[Data records for software interfaces]
###

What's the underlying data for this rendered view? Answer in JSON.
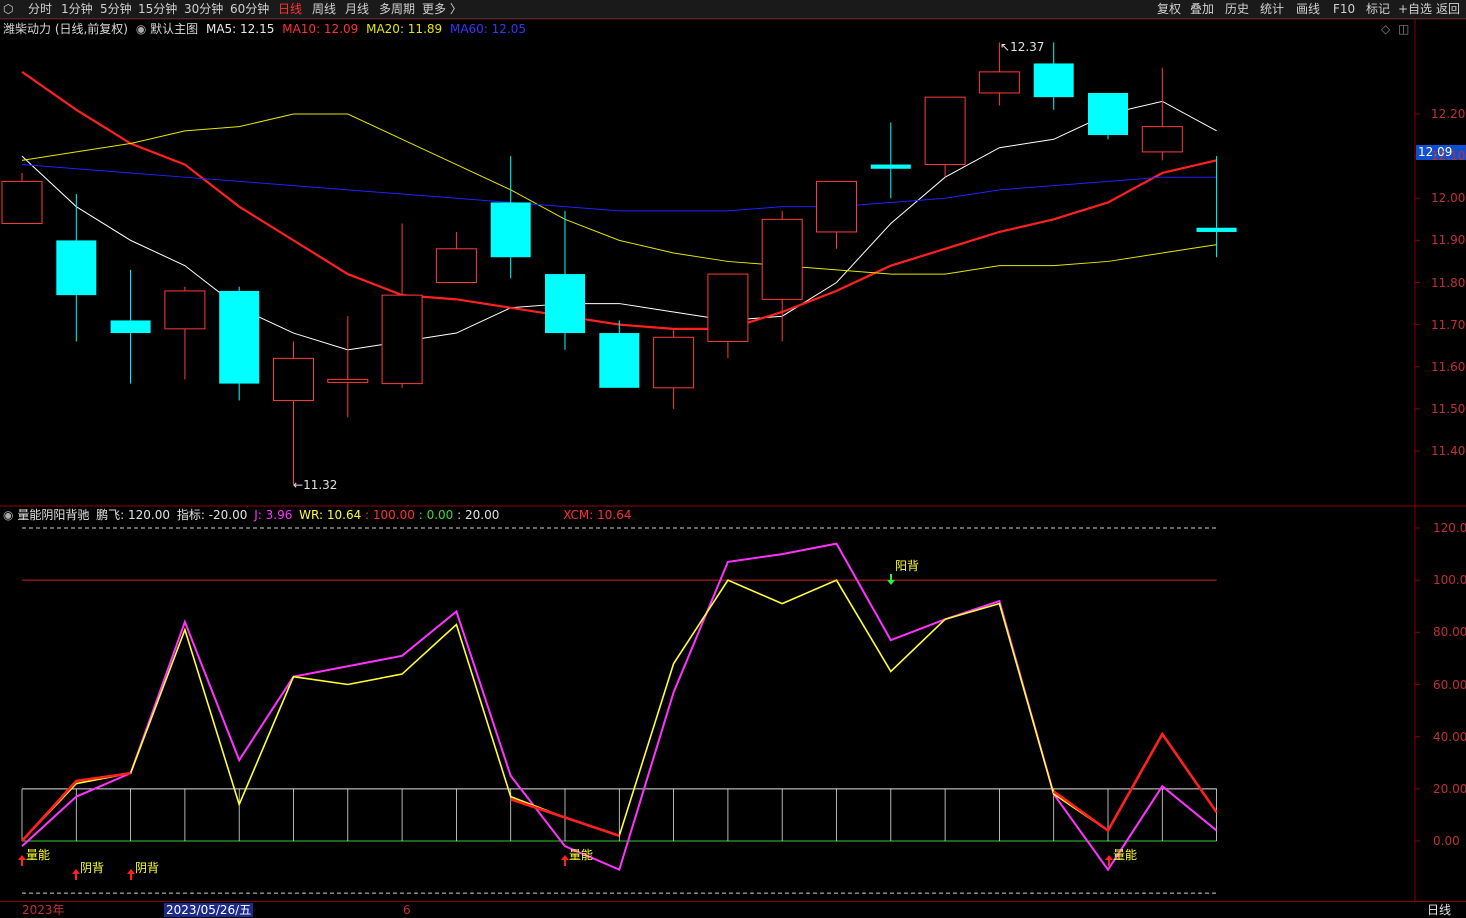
{
  "topbar": {
    "menu_icon": "window-menu-icon",
    "left_tabs": [
      "分时",
      "1分钟",
      "5分钟",
      "15分钟",
      "30分钟",
      "60分钟",
      "日线",
      "周线",
      "月线",
      "多周期",
      "更多 〉"
    ],
    "active_tab": "日线",
    "right_buttons": [
      "复权",
      "叠加",
      "历史",
      "统计",
      "画线",
      "F10",
      "标记",
      "+自选",
      "返回"
    ]
  },
  "main": {
    "title": "潍柴动力 (日线,前复权)",
    "template": "默认主图",
    "ma5_label": "MA5: 12.15",
    "ma10_label": "MA10: 12.09",
    "ma20_label": "MA20: 11.89",
    "ma60_label": "MA60: 12.05",
    "high_marker": "12.37",
    "low_marker": "11.32",
    "current_price_tag": "12.09",
    "y_ticks": [
      "12.20",
      "12.10",
      "12.00",
      "11.90",
      "11.80",
      "11.70",
      "11.60",
      "11.50",
      "11.40"
    ],
    "colors": {
      "up": "#ff3a3a",
      "down": "#00ffff",
      "ma5": "#ffffff",
      "ma10": "#ff2020",
      "ma20": "#e6e600",
      "ma60": "#2020ff"
    }
  },
  "indicator": {
    "name": "量能阴阳背驰",
    "pengfei_label": "鹏飞: 120.00",
    "zhibiao_label": "指标: -20.00",
    "j_label": "J: 3.96",
    "wr_label": "WR: 10.64",
    "v100_label": ": 100.00",
    "v0_label": ": 0.00",
    "v20_label": ": 20.00",
    "xcm_label": "XCM: 10.64",
    "y_ticks": [
      "120.00",
      "100.00",
      "80.00",
      "60.00",
      "40.00",
      "20.00",
      "0.00"
    ],
    "signals": {
      "yangbei": "阳背",
      "yinbei": "阴背",
      "liangneng": "量能"
    }
  },
  "bottom": {
    "year_label": "2023年",
    "date_label": "2023/05/26/五",
    "month_label": "6",
    "period_label": "日线"
  },
  "chart_data": [
    {
      "type": "candlestick",
      "title": "潍柴动力 (日线,前复权)",
      "ylim": [
        11.3,
        12.4
      ],
      "candles": [
        {
          "o": 11.94,
          "c": 12.04,
          "h": 12.06,
          "l": 11.94
        },
        {
          "o": 11.9,
          "c": 11.77,
          "h": 12.01,
          "l": 11.66
        },
        {
          "o": 11.71,
          "c": 11.68,
          "h": 11.83,
          "l": 11.56
        },
        {
          "o": 11.69,
          "c": 11.78,
          "h": 11.79,
          "l": 11.57
        },
        {
          "o": 11.78,
          "c": 11.56,
          "h": 11.79,
          "l": 11.52
        },
        {
          "o": 11.52,
          "c": 11.62,
          "h": 11.66,
          "l": 11.32
        },
        {
          "o": 11.57,
          "c": 11.57,
          "h": 11.72,
          "l": 11.48
        },
        {
          "o": 11.56,
          "c": 11.77,
          "h": 11.94,
          "l": 11.55
        },
        {
          "o": 11.8,
          "c": 11.88,
          "h": 11.92,
          "l": 11.8
        },
        {
          "o": 11.99,
          "c": 11.86,
          "h": 12.1,
          "l": 11.81
        },
        {
          "o": 11.82,
          "c": 11.68,
          "h": 11.97,
          "l": 11.64
        },
        {
          "o": 11.68,
          "c": 11.55,
          "h": 11.71,
          "l": 11.55
        },
        {
          "o": 11.55,
          "c": 11.67,
          "h": 11.69,
          "l": 11.5
        },
        {
          "o": 11.66,
          "c": 11.82,
          "h": 11.82,
          "l": 11.62
        },
        {
          "o": 11.76,
          "c": 11.95,
          "h": 11.97,
          "l": 11.66
        },
        {
          "o": 11.92,
          "c": 12.04,
          "h": 12.04,
          "l": 11.88
        },
        {
          "o": 12.08,
          "c": 12.07,
          "h": 12.18,
          "l": 12.0
        },
        {
          "o": 12.08,
          "c": 12.24,
          "h": 12.24,
          "l": 12.05
        },
        {
          "o": 12.25,
          "c": 12.3,
          "h": 12.37,
          "l": 12.22
        },
        {
          "o": 12.32,
          "c": 12.24,
          "h": 12.37,
          "l": 12.21
        },
        {
          "o": 12.25,
          "c": 12.15,
          "h": 12.25,
          "l": 12.14
        },
        {
          "o": 12.11,
          "c": 12.17,
          "h": 12.31,
          "l": 12.09
        },
        {
          "o": 11.93,
          "c": 11.92,
          "h": 12.1,
          "l": 11.86
        }
      ],
      "series": [
        {
          "name": "MA5",
          "values": [
            12.1,
            11.98,
            11.9,
            11.84,
            11.74,
            11.68,
            11.64,
            11.66,
            11.68,
            11.74,
            11.75,
            11.75,
            11.73,
            11.71,
            11.72,
            11.8,
            11.94,
            12.05,
            12.12,
            12.14,
            12.2,
            12.23,
            12.16
          ]
        },
        {
          "name": "MA10",
          "values": [
            12.3,
            12.21,
            12.13,
            12.08,
            11.98,
            11.9,
            11.82,
            11.77,
            11.76,
            11.74,
            11.72,
            11.7,
            11.69,
            11.69,
            11.73,
            11.78,
            11.84,
            11.88,
            11.92,
            11.95,
            11.99,
            12.06,
            12.09
          ]
        },
        {
          "name": "MA20",
          "values": [
            12.09,
            12.11,
            12.13,
            12.16,
            12.17,
            12.2,
            12.2,
            12.14,
            12.08,
            12.02,
            11.95,
            11.9,
            11.87,
            11.85,
            11.84,
            11.83,
            11.82,
            11.82,
            11.84,
            11.84,
            11.85,
            11.87,
            11.89
          ]
        },
        {
          "name": "MA60",
          "values": [
            12.08,
            12.07,
            12.06,
            12.05,
            12.04,
            12.03,
            12.02,
            12.01,
            12.0,
            11.99,
            11.98,
            11.97,
            11.97,
            11.97,
            11.98,
            11.98,
            11.99,
            12.0,
            12.02,
            12.03,
            12.04,
            12.05,
            12.05
          ]
        }
      ]
    },
    {
      "type": "line",
      "title": "量能阴阳背驰",
      "ylim": [
        -20,
        120
      ],
      "series": [
        {
          "name": "J",
          "values": [
            -2,
            17,
            26,
            84,
            31,
            63,
            67,
            71,
            88,
            25,
            -2,
            -11,
            57,
            107,
            110,
            114,
            77,
            85,
            92,
            18,
            -11,
            21,
            4
          ]
        },
        {
          "name": "WR",
          "values": [
            0,
            22,
            26,
            81,
            14,
            63,
            60,
            64,
            83,
            17,
            9,
            2,
            68,
            100,
            91,
            100,
            65,
            85,
            91,
            18,
            4,
            41,
            11
          ]
        },
        {
          "name": "XCM",
          "values": [
            0,
            23,
            26,
            null,
            null,
            null,
            null,
            null,
            null,
            16,
            9,
            2,
            null,
            null,
            null,
            null,
            null,
            null,
            null,
            19,
            4,
            41,
            11
          ]
        }
      ],
      "reference_lines": [
        120,
        100,
        20,
        0,
        -20
      ]
    }
  ]
}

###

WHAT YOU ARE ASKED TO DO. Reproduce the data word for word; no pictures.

TASK OUTPUT.
What's the underlying data for this rendered view? Answer in JSON.
{
  "topbar": {
    "menu_icon": "window-menu-icon",
    "left_tabs": [
      "分时",
      "1分钟",
      "5分钟",
      "15分钟",
      "30分钟",
      "60分钟",
      "日线",
      "周线",
      "月线",
      "多周期",
      "更多 〉"
    ],
    "active_tab": "日线",
    "right_buttons": [
      "复权",
      "叠加",
      "历史",
      "统计",
      "画线",
      "F10",
      "标记",
      "+自选",
      "返回"
    ]
  },
  "main": {
    "title": "潍柴动力 (日线,前复权)",
    "template": "默认主图",
    "ma5_label": "MA5: 12.15",
    "ma10_label": "MA10: 12.09",
    "ma20_label": "MA20: 11.89",
    "ma60_label": "MA60: 12.05",
    "high_marker": "12.37",
    "low_marker": "11.32",
    "current_price_tag": "12.09",
    "y_ticks": [
      "12.20",
      "12.10",
      "12.00",
      "11.90",
      "11.80",
      "11.70",
      "11.60",
      "11.50",
      "11.40"
    ],
    "colors": {
      "up": "#ff3a3a",
      "down": "#00ffff",
      "ma5": "#ffffff",
      "ma10": "#ff2020",
      "ma20": "#e6e600",
      "ma60": "#2020ff"
    }
  },
  "indicator": {
    "name": "量能阴阳背驰",
    "pengfei_label": "鹏飞: 120.00",
    "zhibiao_label": "指标: -20.00",
    "j_label": "J: 3.96",
    "wr_label": "WR: 10.64",
    "v100_label": ": 100.00",
    "v0_label": ": 0.00",
    "v20_label": ": 20.00",
    "xcm_label": "XCM: 10.64",
    "y_ticks": [
      "120.00",
      "100.00",
      "80.00",
      "60.00",
      "40.00",
      "20.00",
      "0.00"
    ],
    "signals": {
      "yangbei": "阳背",
      "yinbei": "阴背",
      "liangneng": "量能"
    }
  },
  "bottom": {
    "year_label": "2023年",
    "date_label": "2023/05/26/五",
    "month_label": "6",
    "period_label": "日线"
  },
  "chart_data": [
    {
      "type": "candlestick",
      "title": "潍柴动力 (日线,前复权)",
      "ylim": [
        11.3,
        12.4
      ],
      "candles": [
        {
          "o": 11.94,
          "c": 12.04,
          "h": 12.06,
          "l": 11.94
        },
        {
          "o": 11.9,
          "c": 11.77,
          "h": 12.01,
          "l": 11.66
        },
        {
          "o": 11.71,
          "c": 11.68,
          "h": 11.83,
          "l": 11.56
        },
        {
          "o": 11.69,
          "c": 11.78,
          "h": 11.79,
          "l": 11.57
        },
        {
          "o": 11.78,
          "c": 11.56,
          "h": 11.79,
          "l": 11.52
        },
        {
          "o": 11.52,
          "c": 11.62,
          "h": 11.66,
          "l": 11.32
        },
        {
          "o": 11.57,
          "c": 11.57,
          "h": 11.72,
          "l": 11.48
        },
        {
          "o": 11.56,
          "c": 11.77,
          "h": 11.94,
          "l": 11.55
        },
        {
          "o": 11.8,
          "c": 11.88,
          "h": 11.92,
          "l": 11.8
        },
        {
          "o": 11.99,
          "c": 11.86,
          "h": 12.1,
          "l": 11.81
        },
        {
          "o": 11.82,
          "c": 11.68,
          "h": 11.97,
          "l": 11.64
        },
        {
          "o": 11.68,
          "c": 11.55,
          "h": 11.71,
          "l": 11.55
        },
        {
          "o": 11.55,
          "c": 11.67,
          "h": 11.69,
          "l": 11.5
        },
        {
          "o": 11.66,
          "c": 11.82,
          "h": 11.82,
          "l": 11.62
        },
        {
          "o": 11.76,
          "c": 11.95,
          "h": 11.97,
          "l": 11.66
        },
        {
          "o": 11.92,
          "c": 12.04,
          "h": 12.04,
          "l": 11.88
        },
        {
          "o": 12.08,
          "c": 12.07,
          "h": 12.18,
          "l": 12.0
        },
        {
          "o": 12.08,
          "c": 12.24,
          "h": 12.24,
          "l": 12.05
        },
        {
          "o": 12.25,
          "c": 12.3,
          "h": 12.37,
          "l": 12.22
        },
        {
          "o": 12.32,
          "c": 12.24,
          "h": 12.37,
          "l": 12.21
        },
        {
          "o": 12.25,
          "c": 12.15,
          "h": 12.25,
          "l": 12.14
        },
        {
          "o": 12.11,
          "c": 12.17,
          "h": 12.31,
          "l": 12.09
        },
        {
          "o": 11.93,
          "c": 11.92,
          "h": 12.1,
          "l": 11.86
        }
      ],
      "series": [
        {
          "name": "MA5",
          "values": [
            12.1,
            11.98,
            11.9,
            11.84,
            11.74,
            11.68,
            11.64,
            11.66,
            11.68,
            11.74,
            11.75,
            11.75,
            11.73,
            11.71,
            11.72,
            11.8,
            11.94,
            12.05,
            12.12,
            12.14,
            12.2,
            12.23,
            12.16
          ]
        },
        {
          "name": "MA10",
          "values": [
            12.3,
            12.21,
            12.13,
            12.08,
            11.98,
            11.9,
            11.82,
            11.77,
            11.76,
            11.74,
            11.72,
            11.7,
            11.69,
            11.69,
            11.73,
            11.78,
            11.84,
            11.88,
            11.92,
            11.95,
            11.99,
            12.06,
            12.09
          ]
        },
        {
          "name": "MA20",
          "values": [
            12.09,
            12.11,
            12.13,
            12.16,
            12.17,
            12.2,
            12.2,
            12.14,
            12.08,
            12.02,
            11.95,
            11.9,
            11.87,
            11.85,
            11.84,
            11.83,
            11.82,
            11.82,
            11.84,
            11.84,
            11.85,
            11.87,
            11.89
          ]
        },
        {
          "name": "MA60",
          "values": [
            12.08,
            12.07,
            12.06,
            12.05,
            12.04,
            12.03,
            12.02,
            12.01,
            12.0,
            11.99,
            11.98,
            11.97,
            11.97,
            11.97,
            11.98,
            11.98,
            11.99,
            12.0,
            12.02,
            12.03,
            12.04,
            12.05,
            12.05
          ]
        }
      ]
    },
    {
      "type": "line",
      "title": "量能阴阳背驰",
      "ylim": [
        -20,
        120
      ],
      "series": [
        {
          "name": "J",
          "values": [
            -2,
            17,
            26,
            84,
            31,
            63,
            67,
            71,
            88,
            25,
            -2,
            -11,
            57,
            107,
            110,
            114,
            77,
            85,
            92,
            18,
            -11,
            21,
            4
          ]
        },
        {
          "name": "WR",
          "values": [
            0,
            22,
            26,
            81,
            14,
            63,
            60,
            64,
            83,
            17,
            9,
            2,
            68,
            100,
            91,
            100,
            65,
            85,
            91,
            18,
            4,
            41,
            11
          ]
        },
        {
          "name": "XCM",
          "values": [
            0,
            23,
            26,
            null,
            null,
            null,
            null,
            null,
            null,
            16,
            9,
            2,
            null,
            null,
            null,
            null,
            null,
            null,
            null,
            19,
            4,
            41,
            11
          ]
        }
      ],
      "reference_lines": [
        120,
        100,
        20,
        0,
        -20
      ]
    }
  ]
}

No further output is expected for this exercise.